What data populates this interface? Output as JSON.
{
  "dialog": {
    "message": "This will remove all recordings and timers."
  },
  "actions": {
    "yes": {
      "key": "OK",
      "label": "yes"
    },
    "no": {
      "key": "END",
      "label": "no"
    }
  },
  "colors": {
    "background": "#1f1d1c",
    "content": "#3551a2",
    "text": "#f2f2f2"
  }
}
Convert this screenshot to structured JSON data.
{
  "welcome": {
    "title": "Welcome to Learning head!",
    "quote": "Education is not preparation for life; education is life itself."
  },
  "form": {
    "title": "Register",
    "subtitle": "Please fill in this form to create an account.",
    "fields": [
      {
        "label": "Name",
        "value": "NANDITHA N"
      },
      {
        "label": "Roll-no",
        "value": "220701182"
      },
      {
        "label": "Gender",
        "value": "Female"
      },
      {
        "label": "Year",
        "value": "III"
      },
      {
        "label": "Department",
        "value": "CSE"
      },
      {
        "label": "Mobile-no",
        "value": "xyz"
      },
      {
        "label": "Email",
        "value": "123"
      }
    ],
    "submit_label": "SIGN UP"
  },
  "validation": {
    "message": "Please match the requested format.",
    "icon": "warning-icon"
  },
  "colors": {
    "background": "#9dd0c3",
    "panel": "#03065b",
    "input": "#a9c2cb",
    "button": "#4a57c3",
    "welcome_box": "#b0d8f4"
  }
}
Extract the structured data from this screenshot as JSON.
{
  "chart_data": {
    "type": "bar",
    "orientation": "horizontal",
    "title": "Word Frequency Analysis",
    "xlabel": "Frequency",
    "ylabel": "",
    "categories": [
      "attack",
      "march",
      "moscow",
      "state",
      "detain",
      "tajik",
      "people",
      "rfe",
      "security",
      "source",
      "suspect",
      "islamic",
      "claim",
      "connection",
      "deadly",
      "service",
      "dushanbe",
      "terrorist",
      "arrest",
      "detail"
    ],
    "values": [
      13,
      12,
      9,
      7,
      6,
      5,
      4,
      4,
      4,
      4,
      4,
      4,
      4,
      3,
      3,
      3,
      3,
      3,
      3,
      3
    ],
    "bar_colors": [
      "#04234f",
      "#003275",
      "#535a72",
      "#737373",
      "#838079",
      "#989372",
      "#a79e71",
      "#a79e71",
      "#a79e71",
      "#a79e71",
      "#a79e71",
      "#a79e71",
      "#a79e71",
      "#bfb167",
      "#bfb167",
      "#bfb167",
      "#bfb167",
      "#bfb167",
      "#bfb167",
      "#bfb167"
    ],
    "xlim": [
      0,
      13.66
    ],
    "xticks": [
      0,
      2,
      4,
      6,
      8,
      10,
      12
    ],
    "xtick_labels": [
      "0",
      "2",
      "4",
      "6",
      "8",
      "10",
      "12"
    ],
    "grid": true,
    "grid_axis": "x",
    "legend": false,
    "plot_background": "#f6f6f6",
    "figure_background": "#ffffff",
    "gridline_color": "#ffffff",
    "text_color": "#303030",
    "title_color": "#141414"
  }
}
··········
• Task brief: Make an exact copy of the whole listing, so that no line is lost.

• Answer below:
What data populates this interface? Output as JSON.
{
  "dialog": {
    "message": "This will remove all recordings and timers."
  },
  "actions": {
    "yes": {
      "key": "OK",
      "label": "yes"
    },
    "no": {
      "key": "END",
      "label": "no"
    }
  },
  "colors": {
    "background": "#1f1d1c",
    "content": "#3551a2",
    "text": "#f2f2f2"
  }
}
Convert this screenshot to structured JSON data.
{
  "welcome": {
    "title": "Welcome to Learning head!",
    "quote": "Education is not preparation for life; education is life itself."
  },
  "form": {
    "title": "Register",
    "subtitle": "Please fill in this form to create an account.",
    "fields": [
      {
        "label": "Name",
        "value": "NANDITHA N"
      },
      {
        "label": "Roll-no",
        "value": "220701182"
      },
      {
        "label": "Gender",
        "value": "Female"
      },
      {
        "label": "Year",
        "value": "III"
      },
      {
        "label": "Department",
        "value": "CSE"
      },
      {
        "label": "Mobile-no",
        "value": "xyz"
      },
      {
        "label": "Email",
        "value": "123"
      }
    ],
    "submit_label": "SIGN UP"
  },
  "validation": {
    "message": "Please match the requested format.",
    "icon": "warning-icon"
  },
  "colors": {
    "background": "#9dd0c3",
    "panel": "#03065b",
    "input": "#a9c2cb",
    "button": "#4a57c3",
    "welcome_box": "#b0d8f4"
  }
}
Extract the structured data from this screenshot as JSON.
{
  "chart_data": {
    "type": "bar",
    "orientation": "horizontal",
    "title": "Word Frequency Analysis",
    "xlabel": "Frequency",
    "ylabel": "",
    "categories": [
      "attack",
      "march",
      "moscow",
      "state",
      "detain",
      "tajik",
      "people",
      "rfe",
      "security",
      "source",
      "suspect",
      "islamic",
      "claim",
      "connection",
      "deadly",
      "service",
      "dushanbe",
      "terrorist",
      "arrest",
      "detail"
    ],
    "values": [
      13,
      12,
      9,
      7,
      6,
      5,
      4,
      4,
      4,
      4,
      4,
      4,
      4,
      3,
      3,
      3,
      3,
      3,
      3,
      3
    ],
    "bar_colors": [
      "#04234f",
      "#003275",
      "#535a72",
      "#737373",
      "#838079",
      "#989372",
      "#a79e71",
      "#a79e71",
      "#a79e71",
      "#a79e71",
      "#a79e71",
      "#a79e71",
      "#a79e71",
      "#bfb167",
      "#bfb167",
      "#bfb167",
      "#bfb167",
      "#bfb167",
      "#bfb167",
      "#bfb167"
    ],
    "xlim": [
      0,
      13.66
    ],
    "xticks": [
      0,
      2,
      4,
      6,
      8,
      10,
      12
    ],
    "xtick_labels": [
      "0",
      "2",
      "4",
      "6",
      "8",
      "10",
      "12"
    ],
    "grid": true,
    "grid_axis": "x",
    "legend": false,
    "plot_background": "#f6f6f6",
    "figure_background": "#ffffff",
    "gridline_color": "#ffffff",
    "text_color": "#303030",
    "title_color": "#141414"
  }
}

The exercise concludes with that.